*TASK OBJECTIVE*
Output every line of the listing as it stands.

*RECORDS FOR THE EXERCISE*
- - - - -

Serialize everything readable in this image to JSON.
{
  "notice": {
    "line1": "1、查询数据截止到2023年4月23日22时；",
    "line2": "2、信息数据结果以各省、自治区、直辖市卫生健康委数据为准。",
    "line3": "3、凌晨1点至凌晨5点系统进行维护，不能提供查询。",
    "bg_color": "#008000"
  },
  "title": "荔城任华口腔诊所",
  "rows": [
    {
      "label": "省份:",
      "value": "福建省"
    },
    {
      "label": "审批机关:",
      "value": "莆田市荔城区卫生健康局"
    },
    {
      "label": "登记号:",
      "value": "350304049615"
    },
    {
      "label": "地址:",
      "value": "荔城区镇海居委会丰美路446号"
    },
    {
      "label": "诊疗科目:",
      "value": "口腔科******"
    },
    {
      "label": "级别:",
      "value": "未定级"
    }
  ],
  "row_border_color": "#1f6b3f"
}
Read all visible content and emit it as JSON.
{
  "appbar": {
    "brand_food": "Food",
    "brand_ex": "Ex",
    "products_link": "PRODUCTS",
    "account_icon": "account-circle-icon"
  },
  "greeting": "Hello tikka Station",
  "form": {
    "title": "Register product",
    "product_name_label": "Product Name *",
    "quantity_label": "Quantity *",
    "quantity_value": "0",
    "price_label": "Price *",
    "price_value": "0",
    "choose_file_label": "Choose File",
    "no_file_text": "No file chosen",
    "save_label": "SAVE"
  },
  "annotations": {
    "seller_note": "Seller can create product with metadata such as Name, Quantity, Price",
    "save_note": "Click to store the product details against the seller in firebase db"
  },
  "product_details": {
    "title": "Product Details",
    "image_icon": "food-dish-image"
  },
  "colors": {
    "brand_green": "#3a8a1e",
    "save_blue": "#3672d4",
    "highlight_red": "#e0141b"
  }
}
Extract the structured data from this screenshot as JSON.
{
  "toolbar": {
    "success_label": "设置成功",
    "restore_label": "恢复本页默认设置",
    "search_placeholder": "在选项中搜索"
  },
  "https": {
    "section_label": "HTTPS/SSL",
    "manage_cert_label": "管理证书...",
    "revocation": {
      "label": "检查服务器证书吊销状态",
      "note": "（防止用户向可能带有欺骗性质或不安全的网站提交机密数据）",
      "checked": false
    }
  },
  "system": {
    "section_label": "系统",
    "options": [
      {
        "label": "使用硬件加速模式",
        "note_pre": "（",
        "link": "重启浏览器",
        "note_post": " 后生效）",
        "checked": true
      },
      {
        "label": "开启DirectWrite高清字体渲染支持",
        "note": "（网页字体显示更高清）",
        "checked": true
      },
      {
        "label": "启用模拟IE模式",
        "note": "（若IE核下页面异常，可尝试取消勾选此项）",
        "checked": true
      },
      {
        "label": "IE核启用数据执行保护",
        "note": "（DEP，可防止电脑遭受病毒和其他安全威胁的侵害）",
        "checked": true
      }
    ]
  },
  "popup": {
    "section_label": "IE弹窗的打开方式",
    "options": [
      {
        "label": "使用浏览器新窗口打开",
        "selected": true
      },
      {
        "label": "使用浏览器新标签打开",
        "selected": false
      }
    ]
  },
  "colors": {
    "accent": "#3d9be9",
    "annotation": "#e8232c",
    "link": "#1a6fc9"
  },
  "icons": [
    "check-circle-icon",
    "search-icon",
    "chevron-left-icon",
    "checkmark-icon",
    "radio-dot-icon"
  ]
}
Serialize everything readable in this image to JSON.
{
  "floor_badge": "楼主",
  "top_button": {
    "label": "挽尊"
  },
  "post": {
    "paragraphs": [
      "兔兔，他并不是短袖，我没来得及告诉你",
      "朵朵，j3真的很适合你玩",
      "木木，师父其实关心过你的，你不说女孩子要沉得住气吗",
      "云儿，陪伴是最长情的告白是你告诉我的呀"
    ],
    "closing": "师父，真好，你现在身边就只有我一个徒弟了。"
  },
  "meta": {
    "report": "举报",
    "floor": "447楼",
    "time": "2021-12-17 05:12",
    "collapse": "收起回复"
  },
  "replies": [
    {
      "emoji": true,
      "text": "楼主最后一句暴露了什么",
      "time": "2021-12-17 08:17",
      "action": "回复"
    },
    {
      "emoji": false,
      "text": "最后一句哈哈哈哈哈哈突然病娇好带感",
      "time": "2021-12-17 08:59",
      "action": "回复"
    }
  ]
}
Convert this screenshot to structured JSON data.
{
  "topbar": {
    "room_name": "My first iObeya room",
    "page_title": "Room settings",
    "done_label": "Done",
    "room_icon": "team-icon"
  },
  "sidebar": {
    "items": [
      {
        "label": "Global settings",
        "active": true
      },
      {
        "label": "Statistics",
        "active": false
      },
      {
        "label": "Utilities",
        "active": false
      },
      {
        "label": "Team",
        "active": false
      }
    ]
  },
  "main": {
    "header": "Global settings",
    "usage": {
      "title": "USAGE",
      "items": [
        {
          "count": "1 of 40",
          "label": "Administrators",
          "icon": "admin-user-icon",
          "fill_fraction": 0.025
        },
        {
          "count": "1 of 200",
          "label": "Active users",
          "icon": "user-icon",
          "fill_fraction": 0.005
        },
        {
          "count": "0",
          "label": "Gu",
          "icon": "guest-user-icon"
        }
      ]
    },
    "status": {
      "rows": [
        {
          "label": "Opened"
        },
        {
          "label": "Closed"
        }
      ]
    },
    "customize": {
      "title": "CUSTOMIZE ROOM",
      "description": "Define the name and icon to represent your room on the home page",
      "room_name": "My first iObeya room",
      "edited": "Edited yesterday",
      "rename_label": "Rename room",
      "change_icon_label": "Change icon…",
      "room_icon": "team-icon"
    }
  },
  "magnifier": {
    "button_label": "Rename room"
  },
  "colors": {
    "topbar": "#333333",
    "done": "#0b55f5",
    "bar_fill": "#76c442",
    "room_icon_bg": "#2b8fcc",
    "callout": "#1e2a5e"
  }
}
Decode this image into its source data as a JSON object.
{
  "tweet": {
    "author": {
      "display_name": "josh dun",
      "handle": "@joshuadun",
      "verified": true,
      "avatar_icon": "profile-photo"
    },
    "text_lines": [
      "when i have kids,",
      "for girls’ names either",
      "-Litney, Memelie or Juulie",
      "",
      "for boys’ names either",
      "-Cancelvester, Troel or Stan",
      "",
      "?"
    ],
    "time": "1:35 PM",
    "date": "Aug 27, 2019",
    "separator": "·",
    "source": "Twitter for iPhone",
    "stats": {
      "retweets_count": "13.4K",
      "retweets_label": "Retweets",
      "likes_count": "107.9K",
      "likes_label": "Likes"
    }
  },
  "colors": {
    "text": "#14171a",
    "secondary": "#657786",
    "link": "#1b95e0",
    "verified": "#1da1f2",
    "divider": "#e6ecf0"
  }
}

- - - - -

*TASK OUTPUT*
Serialize everything readable in this image to JSON.
{
  "notice": {
    "line1": "1、查询数据截止到2023年4月23日22时；",
    "line2": "2、信息数据结果以各省、自治区、直辖市卫生健康委数据为准。",
    "line3": "3、凌晨1点至凌晨5点系统进行维护，不能提供查询。",
    "bg_color": "#008000"
  },
  "title": "荔城任华口腔诊所",
  "rows": [
    {
      "label": "省份:",
      "value": "福建省"
    },
    {
      "label": "审批机关:",
      "value": "莆田市荔城区卫生健康局"
    },
    {
      "label": "登记号:",
      "value": "350304049615"
    },
    {
      "label": "地址:",
      "value": "荔城区镇海居委会丰美路446号"
    },
    {
      "label": "诊疗科目:",
      "value": "口腔科******"
    },
    {
      "label": "级别:",
      "value": "未定级"
    }
  ],
  "row_border_color": "#1f6b3f"
}
Read all visible content and emit it as JSON.
{
  "appbar": {
    "brand_food": "Food",
    "brand_ex": "Ex",
    "products_link": "PRODUCTS",
    "account_icon": "account-circle-icon"
  },
  "greeting": "Hello tikka Station",
  "form": {
    "title": "Register product",
    "product_name_label": "Product Name *",
    "quantity_label": "Quantity *",
    "quantity_value": "0",
    "price_label": "Price *",
    "price_value": "0",
    "choose_file_label": "Choose File",
    "no_file_text": "No file chosen",
    "save_label": "SAVE"
  },
  "annotations": {
    "seller_note": "Seller can create product with metadata such as Name, Quantity, Price",
    "save_note": "Click to store the product details against the seller in firebase db"
  },
  "product_details": {
    "title": "Product Details",
    "image_icon": "food-dish-image"
  },
  "colors": {
    "brand_green": "#3a8a1e",
    "save_blue": "#3672d4",
    "highlight_red": "#e0141b"
  }
}
Extract the structured data from this screenshot as JSON.
{
  "toolbar": {
    "success_label": "设置成功",
    "restore_label": "恢复本页默认设置",
    "search_placeholder": "在选项中搜索"
  },
  "https": {
    "section_label": "HTTPS/SSL",
    "manage_cert_label": "管理证书...",
    "revocation": {
      "label": "检查服务器证书吊销状态",
      "note": "（防止用户向可能带有欺骗性质或不安全的网站提交机密数据）",
      "checked": false
    }
  },
  "system": {
    "section_label": "系统",
    "options": [
      {
        "label": "使用硬件加速模式",
        "note_pre": "（",
        "link": "重启浏览器",
        "note_post": " 后生效）",
        "checked": true
      },
      {
        "label": "开启DirectWrite高清字体渲染支持",
        "note": "（网页字体显示更高清）",
        "checked": true
      },
      {
        "label": "启用模拟IE模式",
        "note": "（若IE核下页面异常，可尝试取消勾选此项）",
        "checked": true
      },
      {
        "label": "IE核启用数据执行保护",
        "note": "（DEP，可防止电脑遭受病毒和其他安全威胁的侵害）",
        "checked": true
      }
    ]
  },
  "popup": {
    "section_label": "IE弹窗的打开方式",
    "options": [
      {
        "label": "使用浏览器新窗口打开",
        "selected": true
      },
      {
        "label": "使用浏览器新标签打开",
        "selected": false
      }
    ]
  },
  "colors": {
    "accent": "#3d9be9",
    "annotation": "#e8232c",
    "link": "#1a6fc9"
  },
  "icons": [
    "check-circle-icon",
    "search-icon",
    "chevron-left-icon",
    "checkmark-icon",
    "radio-dot-icon"
  ]
}
Serialize everything readable in this image to JSON.
{
  "floor_badge": "楼主",
  "top_button": {
    "label": "挽尊"
  },
  "post": {
    "paragraphs": [
      "兔兔，他并不是短袖，我没来得及告诉你",
      "朵朵，j3真的很适合你玩",
      "木木，师父其实关心过你的，你不说女孩子要沉得住气吗",
      "云儿，陪伴是最长情的告白是你告诉我的呀"
    ],
    "closing": "师父，真好，你现在身边就只有我一个徒弟了。"
  },
  "meta": {
    "report": "举报",
    "floor": "447楼",
    "time": "2021-12-17 05:12",
    "collapse": "收起回复"
  },
  "replies": [
    {
      "emoji": true,
      "text": "楼主最后一句暴露了什么",
      "time": "2021-12-17 08:17",
      "action": "回复"
    },
    {
      "emoji": false,
      "text": "最后一句哈哈哈哈哈哈突然病娇好带感",
      "time": "2021-12-17 08:59",
      "action": "回复"
    }
  ]
}
Convert this screenshot to structured JSON data.
{
  "topbar": {
    "room_name": "My first iObeya room",
    "page_title": "Room settings",
    "done_label": "Done",
    "room_icon": "team-icon"
  },
  "sidebar": {
    "items": [
      {
        "label": "Global settings",
        "active": true
      },
      {
        "label": "Statistics",
        "active": false
      },
      {
        "label": "Utilities",
        "active": false
      },
      {
        "label": "Team",
        "active": false
      }
    ]
  },
  "main": {
    "header": "Global settings",
    "usage": {
      "title": "USAGE",
      "items": [
        {
          "count": "1 of 40",
          "label": "Administrators",
          "icon": "admin-user-icon",
          "fill_fraction": 0.025
        },
        {
          "count": "1 of 200",
          "label": "Active users",
          "icon": "user-icon",
          "fill_fraction": 0.005
        },
        {
          "count": "0",
          "label": "Gu",
          "icon": "guest-user-icon"
        }
      ]
    },
    "status": {
      "rows": [
        {
          "label": "Opened"
        },
        {
          "label": "Closed"
        }
      ]
    },
    "customize": {
      "title": "CUSTOMIZE ROOM",
      "description": "Define the name and icon to represent your room on the home page",
      "room_name": "My first iObeya room",
      "edited": "Edited yesterday",
      "rename_label": "Rename room",
      "change_icon_label": "Change icon…",
      "room_icon": "team-icon"
    }
  },
  "magnifier": {
    "button_label": "Rename room"
  },
  "colors": {
    "topbar": "#333333",
    "done": "#0b55f5",
    "bar_fill": "#76c442",
    "room_icon_bg": "#2b8fcc",
    "callout": "#1e2a5e"
  }
}
Decode this image into its source data as a JSON object.
{
  "tweet": {
    "author": {
      "display_name": "josh dun",
      "handle": "@joshuadun",
      "verified": true,
      "avatar_icon": "profile-photo"
    },
    "text_lines": [
      "when i have kids,",
      "for girls’ names either",
      "-Litney, Memelie or Juulie",
      "",
      "for boys’ names either",
      "-Cancelvester, Troel or Stan",
      "",
      "?"
    ],
    "time": "1:35 PM",
    "date": "Aug 27, 2019",
    "separator": "·",
    "source": "Twitter for iPhone",
    "stats": {
      "retweets_count": "13.4K",
      "retweets_label": "Retweets",
      "likes_count": "107.9K",
      "likes_label": "Likes"
    }
  },
  "colors": {
    "text": "#14171a",
    "secondary": "#657786",
    "link": "#1b95e0",
    "verified": "#1da1f2",
    "divider": "#e6ecf0"
  }
}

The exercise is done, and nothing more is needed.